A solar electric system typically consists of solar panels and an inverter. Some may also include a battery and charge controller. Common types of solar electric systems include grid-connected, grid-connected with battery backup, off-grid, and community solar. Each has distinct applications and components.
There are many factors to consider when choosing the right solar electric system.
Before installing solar, ensure the home or business is energy efficient. Energy efficiency is a cost-effective, low-risk investment that can improve the health, safety, and comfort of a home or business. Additionally, an energy-efficient building will require fewer solar panels. More information on energy efficiency can be found on EnergySaver.SC.GOV.
The type and size of a solar electric system that can be physically installed will depend on the type of roof and how much sun the building gets. The home’s roof type and solar resource will determine the solar electric system type and size.
When purchasing a solar electric system, the right choice will depend on how much sunlight the area receives, the budget, how much conventional power a consumer wants to offset with solar power, how much room there is on a roof or in a yard, and where the solar panels will be mounted.
Before purchasing a solar electric system, homeowners need to determine available roof space and condition. A helpful tool to use when deciding whether to purchase solar for a home or business is Google’s Project Sunroof. With this tool, consumers can type in an address and see an estimate of how much of their roof is available for a solar installation.
If a roof is more than 15 years old, consumers may want to consider replacing it when they purchase a solar electric system; otherwise, the entire solar electric system will need to be removed whenever the roof is replaced.
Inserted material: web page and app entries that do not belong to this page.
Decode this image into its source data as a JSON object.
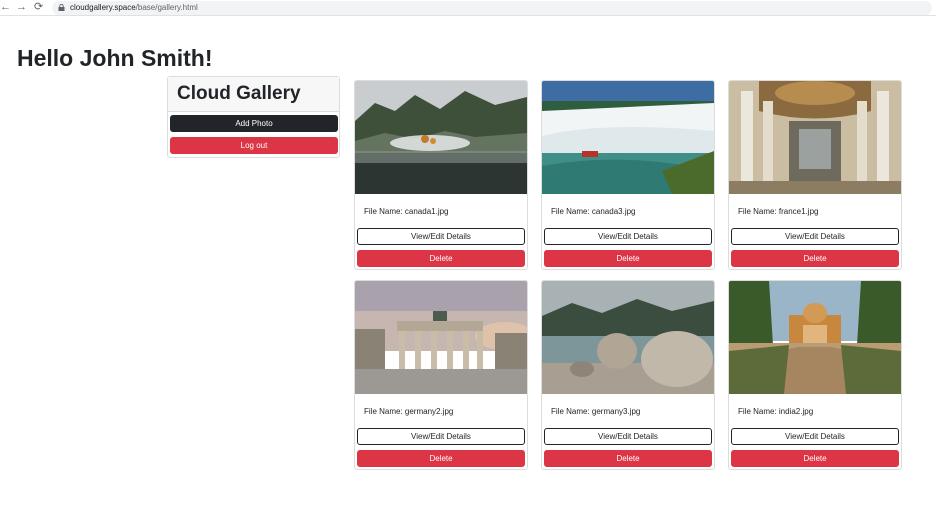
{
  "browser": {
    "back_icon": "←",
    "forward_icon": "→",
    "reload_icon": "⟳",
    "url_host": "cloudgallery.space",
    "url_path": "/base/gallery.html"
  },
  "greeting": "Hello John Smith!",
  "sidebar": {
    "title": "Cloud Gallery",
    "add_photo_label": "Add Photo",
    "logout_label": "Log out"
  },
  "colors": {
    "danger": "#dc3545",
    "dark": "#212529"
  },
  "photos": [
    {
      "file_label": "File Name: canada1.jpg",
      "view_label": "View/Edit Details",
      "delete_label": "Delete"
    },
    {
      "file_label": "File Name: canada3.jpg",
      "view_label": "View/Edit Details",
      "delete_label": "Delete"
    },
    {
      "file_label": "File Name: france1.jpg",
      "view_label": "View/Edit Details",
      "delete_label": "Delete"
    },
    {
      "file_label": "File Name: germany2.jpg",
      "view_label": "View/Edit Details",
      "delete_label": "Delete"
    },
    {
      "file_label": "File Name: germany3.jpg",
      "view_label": "View/Edit Details",
      "delete_label": "Delete"
    },
    {
      "file_label": "File Name: india2.jpg",
      "view_label": "View/Edit Details",
      "delete_label": "Delete"
    }
  ]
}
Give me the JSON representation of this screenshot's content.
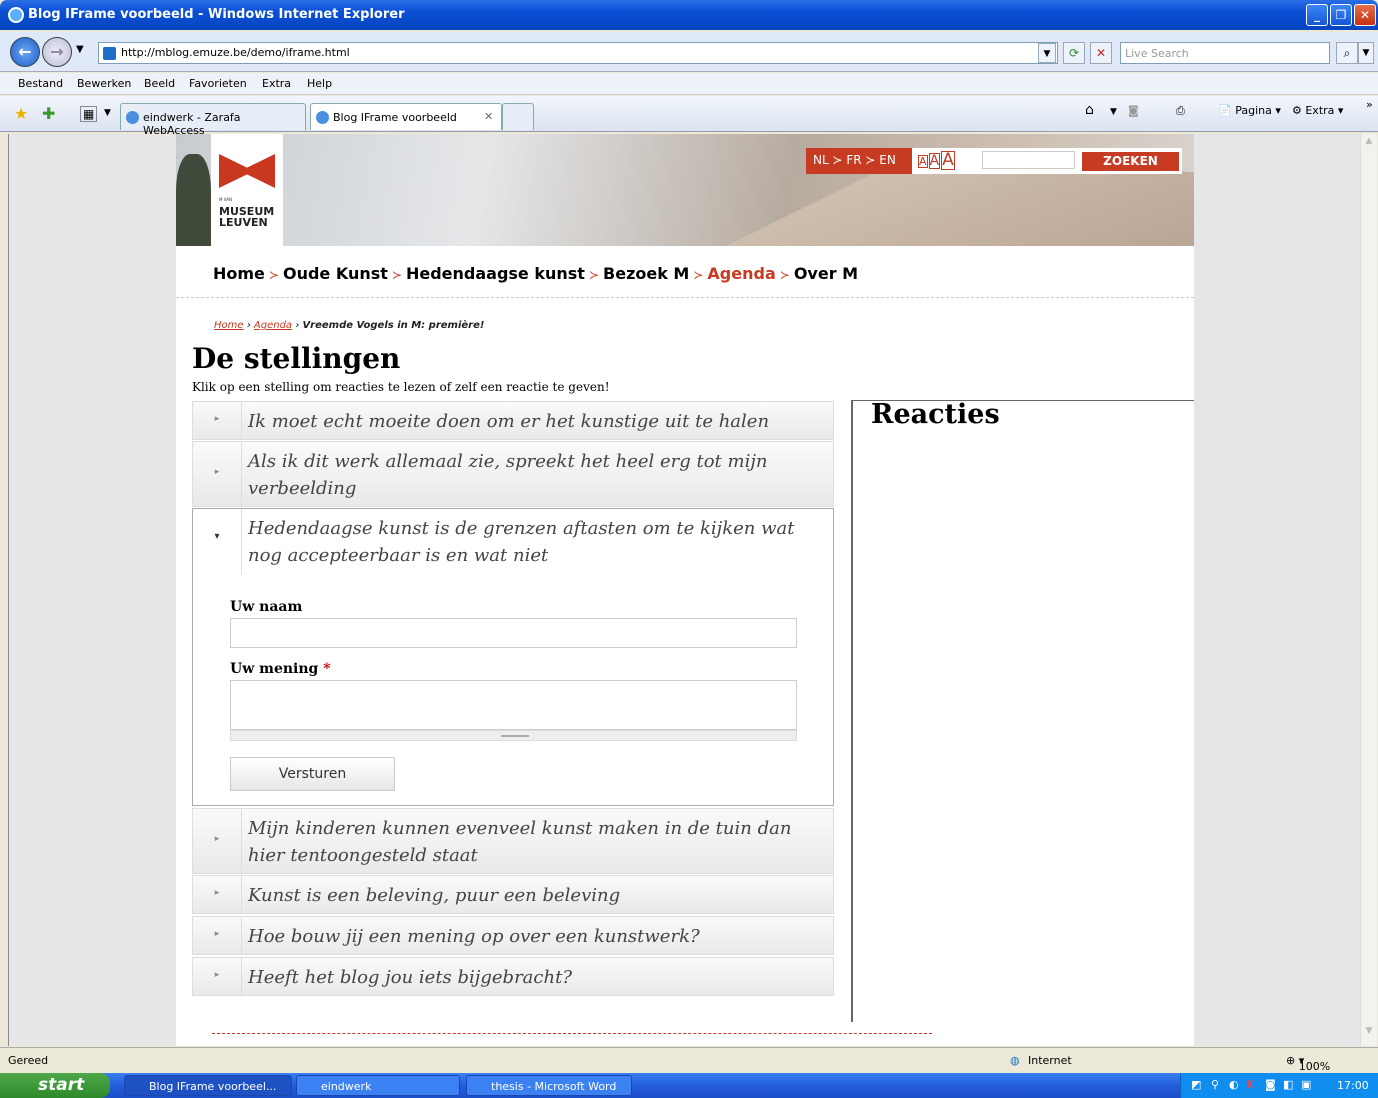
{
  "window": {
    "title": "Blog IFrame voorbeeld - Windows Internet Explorer"
  },
  "address": {
    "url": "http://mblog.emuze.be/demo/iframe.html",
    "search_placeholder": "Live Search"
  },
  "menu": [
    "Bestand",
    "Bewerken",
    "Beeld",
    "Favorieten",
    "Extra",
    "Help"
  ],
  "tabs": [
    {
      "label": "eindwerk - Zarafa WebAccess"
    },
    {
      "label": "Blog IFrame voorbeeld"
    }
  ],
  "command_bar": {
    "page": "Pagina",
    "tools": "Extra"
  },
  "site": {
    "logo_small": "M VAN",
    "logo_name_1": "MUSEUM",
    "logo_name_2": "LEUVEN",
    "lang": "NL ≻ FR ≻ EN",
    "fontsizes": [
      "A",
      "A",
      "A"
    ],
    "search_button": "ZOEKEN",
    "nav": [
      "Home",
      "Oude Kunst",
      "Hedendaagse kunst",
      "Bezoek M",
      "Agenda",
      "Over M"
    ],
    "nav_sep": "≻",
    "breadcrumb": {
      "home": "Home",
      "agenda": "Agenda",
      "current": "Vreemde Vogels in M: première!",
      "sep": "›"
    }
  },
  "content": {
    "title": "De stellingen",
    "subtitle": "Klik op een stelling om reacties te lezen of zelf een reactie te geven!",
    "statements": [
      "Ik moet echt moeite doen om er het kunstige uit te halen",
      "Als ik dit werk allemaal zie, spreekt het heel erg tot mijn verbeelding",
      "Hedendaagse kunst is de grenzen aftasten om te kijken wat nog accepteerbaar is en wat niet",
      "Mijn kinderen kunnen evenveel kunst maken in de tuin dan hier tentoongesteld staat",
      "Kunst is een beleving, puur een beleving",
      "Hoe bouw jij een mening op over een kunstwerk?",
      "Heeft het blog jou iets bijgebracht?"
    ],
    "form": {
      "name_label": "Uw naam",
      "opinion_label": "Uw mening",
      "required_mark": "*",
      "submit": "Versturen"
    },
    "reacties_title": "Reacties"
  },
  "status": {
    "text": "Gereed",
    "zone": "Internet",
    "zoom": "100%"
  },
  "taskbar": {
    "start": "start",
    "tasks": [
      "Blog IFrame voorbeel...",
      "eindwerk",
      "thesis - Microsoft Word"
    ],
    "time": "17:00"
  }
}
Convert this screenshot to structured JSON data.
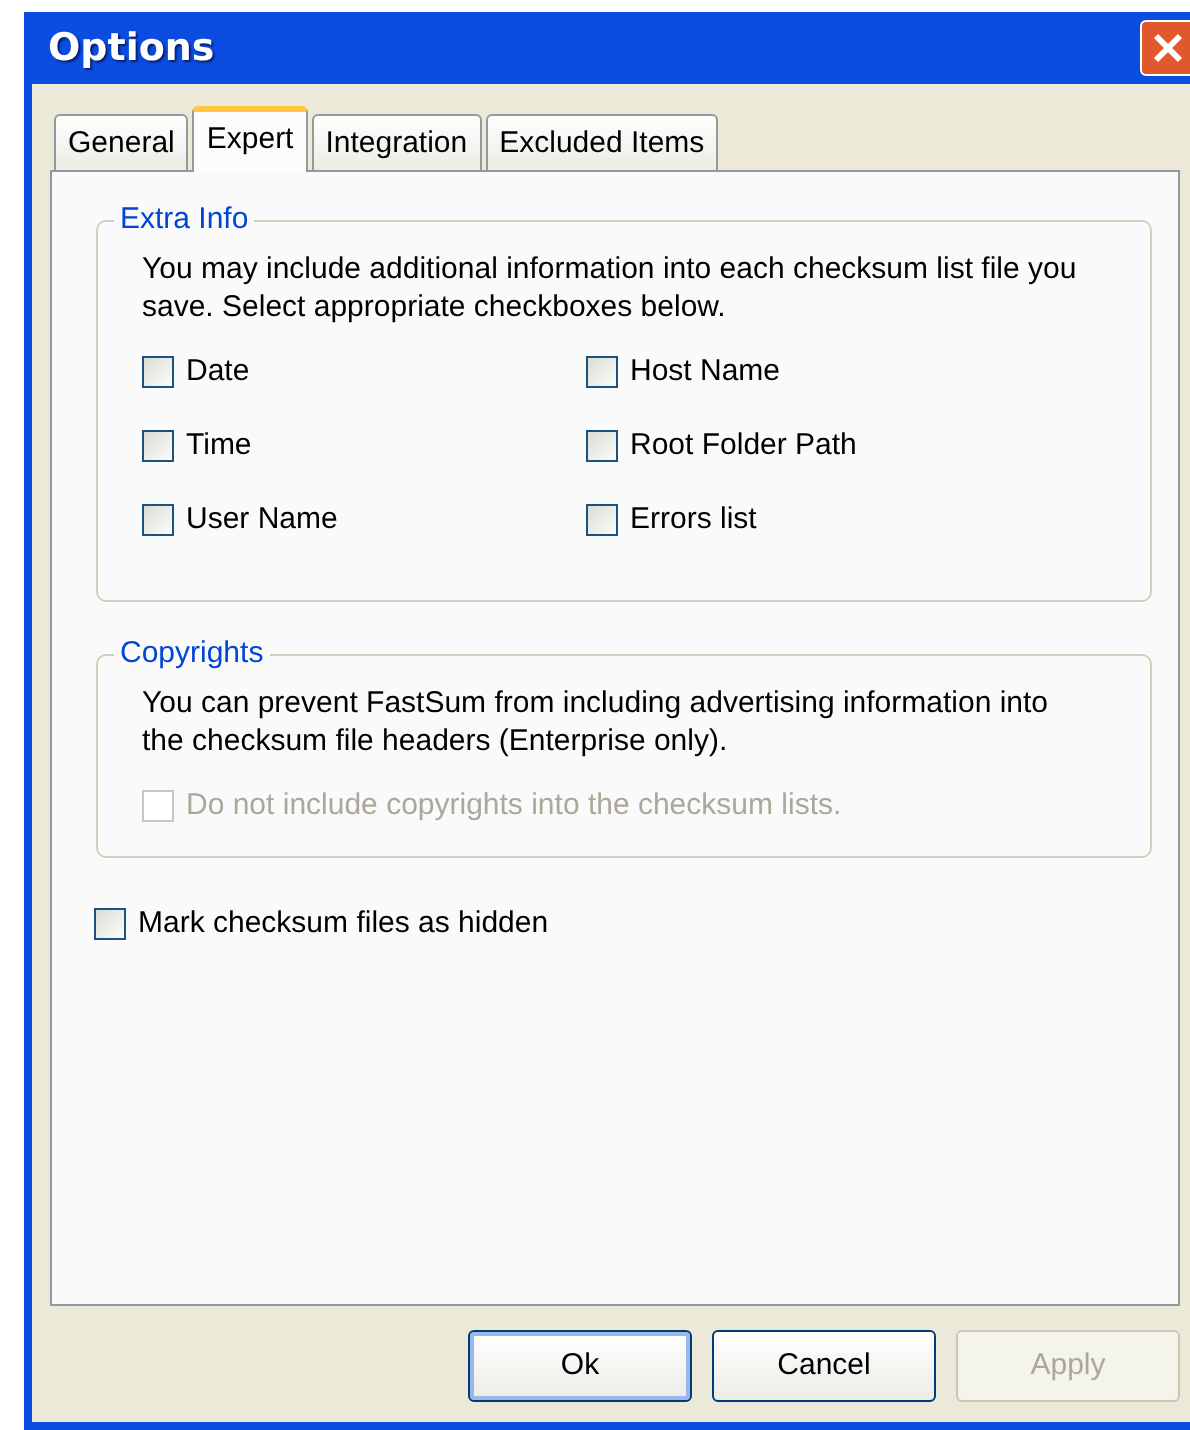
{
  "window": {
    "title": "Options"
  },
  "tabs": [
    {
      "label": "General",
      "selected": false
    },
    {
      "label": "Expert",
      "selected": true
    },
    {
      "label": "Integration",
      "selected": false
    },
    {
      "label": "Excluded Items",
      "selected": false
    }
  ],
  "groups": [
    {
      "title": "Extra Info",
      "description": "You may include additional information into each checksum list file you save. Select appropriate checkboxes below.",
      "options": [
        {
          "label": "Date",
          "checked": false,
          "disabled": false
        },
        {
          "label": "Time",
          "checked": false,
          "disabled": false
        },
        {
          "label": "User Name",
          "checked": false,
          "disabled": false
        },
        {
          "label": "Host Name",
          "checked": false,
          "disabled": false
        },
        {
          "label": "Root Folder Path",
          "checked": false,
          "disabled": false
        },
        {
          "label": "Errors list",
          "checked": false,
          "disabled": false
        }
      ]
    },
    {
      "title": "Copyrights",
      "description": "You can prevent FastSum from including advertising information into the checksum file headers (Enterprise only).",
      "options": [
        {
          "label": "Do not include copyrights into the checksum lists.",
          "checked": false,
          "disabled": true
        }
      ]
    }
  ],
  "options": [
    {
      "label": "Mark checksum files as hidden",
      "checked": false,
      "disabled": false
    }
  ],
  "buttons": [
    {
      "label": "Ok",
      "default": true,
      "disabled": false
    },
    {
      "label": "Cancel",
      "default": false,
      "disabled": false
    },
    {
      "label": "Apply",
      "default": false,
      "disabled": true
    }
  ]
}
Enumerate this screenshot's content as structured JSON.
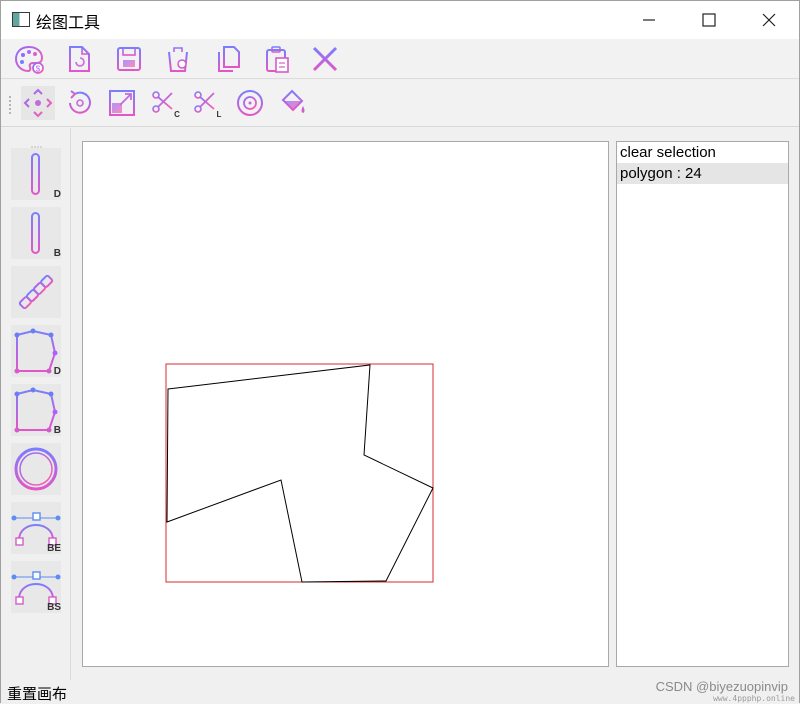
{
  "window": {
    "title": "绘图工具",
    "minimize_icon": "minimize-icon",
    "maximize_icon": "maximize-icon",
    "close_icon": "close-icon"
  },
  "toolbar_file": [
    {
      "name": "palette-icon"
    },
    {
      "name": "new-file-icon"
    },
    {
      "name": "save-icon"
    },
    {
      "name": "delete-icon"
    },
    {
      "name": "copy-icon"
    },
    {
      "name": "paste-icon"
    },
    {
      "name": "clear-icon"
    }
  ],
  "toolbar_transform": [
    {
      "name": "move-icon"
    },
    {
      "name": "rotate-icon"
    },
    {
      "name": "scale-icon"
    },
    {
      "name": "clip-cohen-icon",
      "sub": "C"
    },
    {
      "name": "clip-liang-icon",
      "sub": "L"
    },
    {
      "name": "ellipse-tool-icon"
    },
    {
      "name": "fill-bucket-icon"
    }
  ],
  "tools": [
    {
      "name": "line-dda-icon",
      "sub": "D"
    },
    {
      "name": "line-bresenham-icon",
      "sub": "B"
    },
    {
      "name": "pen-icon",
      "sub": ""
    },
    {
      "name": "polygon-dda-icon",
      "sub": "D"
    },
    {
      "name": "polygon-bresenham-icon",
      "sub": "B"
    },
    {
      "name": "circle-icon",
      "sub": ""
    },
    {
      "name": "curve-bezier-icon",
      "sub": "BE"
    },
    {
      "name": "curve-bspline-icon",
      "sub": "BS"
    }
  ],
  "list": {
    "items": [
      {
        "label": "clear selection",
        "selected": false
      },
      {
        "label": "polygon : 24",
        "selected": true
      }
    ]
  },
  "canvas": {
    "polygon_stroke": "#000000",
    "selection_stroke": "#d42c2c"
  },
  "status": {
    "text": "重置画布"
  },
  "watermark": {
    "main": "CSDN @biyezuopinvip",
    "sub": "www.4ppphp.online"
  },
  "colors": {
    "icon_gradient_start": "#a063ff",
    "icon_gradient_end": "#ff5ea8",
    "icon_blue": "#5b8df2"
  }
}
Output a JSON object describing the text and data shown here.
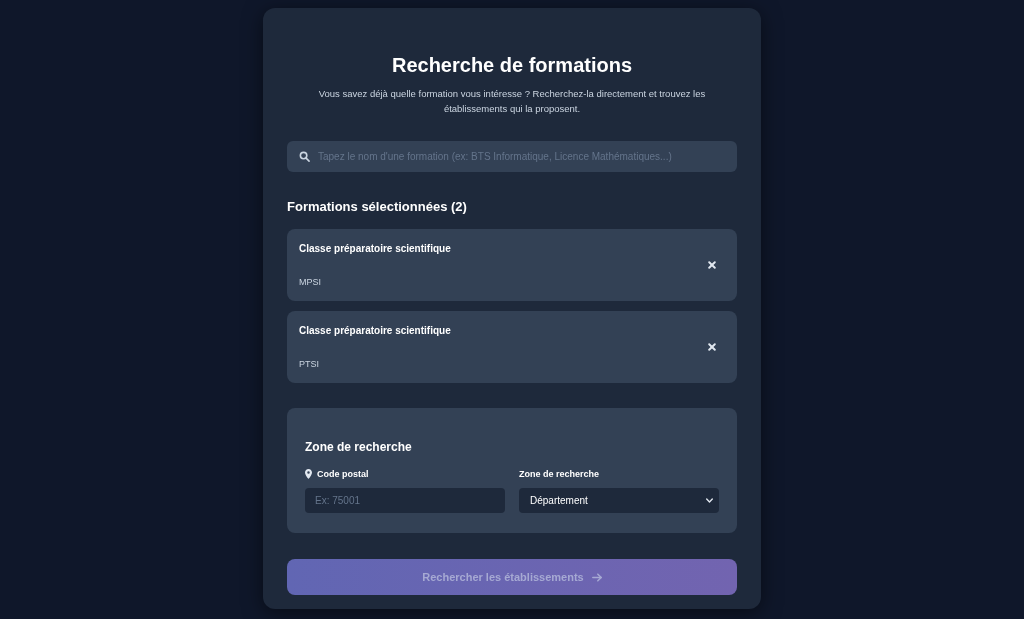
{
  "header": {
    "title": "Recherche de formations",
    "subtitle": "Vous savez déjà quelle formation vous intéresse ? Recherchez-la directement et trouvez les établissements qui la proposent."
  },
  "search": {
    "placeholder": "Tapez le nom d'une formation (ex: BTS Informatique, Licence Mathématiques...)"
  },
  "selected": {
    "heading": "Formations sélectionnées (2)",
    "items": [
      {
        "title": "Classe préparatoire scientifique",
        "code": "MPSI"
      },
      {
        "title": "Classe préparatoire scientifique",
        "code": "PTSI"
      }
    ]
  },
  "zone": {
    "heading": "Zone de recherche",
    "postal": {
      "label": "Code postal",
      "placeholder": "Ex: 75001"
    },
    "area": {
      "label": "Zone de recherche",
      "value": "Département"
    }
  },
  "submit": {
    "label": "Rechercher les établissements",
    "disabled": true
  }
}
Most solar vendors recommend using roofing material that will last as long as the system, which is about 25 to 30 years. Make sure the roof can hold the weight of the system, which is estimated at three to five pounds per square foot, depending on the type of technology used and installation methods. In addition, be certain to ask the installer about the structural integrity of an existing roof and its ability to safely support solar panels.
Space and Orientation
For maximum performance, a solar electric system needs about 75 to 100 square feet of unshaded south-facing roof or yard space for every kilowatt of electricity produced. If a roof does not face south, consumers can still use a solar electric system, but the performance will be about 5% less with a southeast- or southwest-facing system. Eastern, western, and northern exposures will show an even greater drop in performance, so consumers should be sure to understand how such a system will meet expectations.
Roof pitch is also important to capture the path of the sun, but the requirements vary with location. The solar vendor and installer should be able to tell how the pitch of a roof will affect the performance of a system. When a south-facing roof is not available, some people install solar electric systems on garage roofs or use them as window awnings and porch coverings. If a consumer has a shortage of roof space, panels can be mounted on a pole or in the yard. Ground-mounted systems are great for homes with large yards. Some systems come mounted on a tracker that follows the sun’s movement.
Shading a panel reduces its performance because it blocks sunlight. The most common items that shade solar panels are trees, chimneys, nearby buildings, pipes, skylights, and vents. To determine possible shading problems, consult a solar professional who uses a software program that can estimate site shading. Some people will examine a proposed location throughout the day and year to see how the area shading changes. For example, shading in an area can change from summer to winter because the sun’s path changes.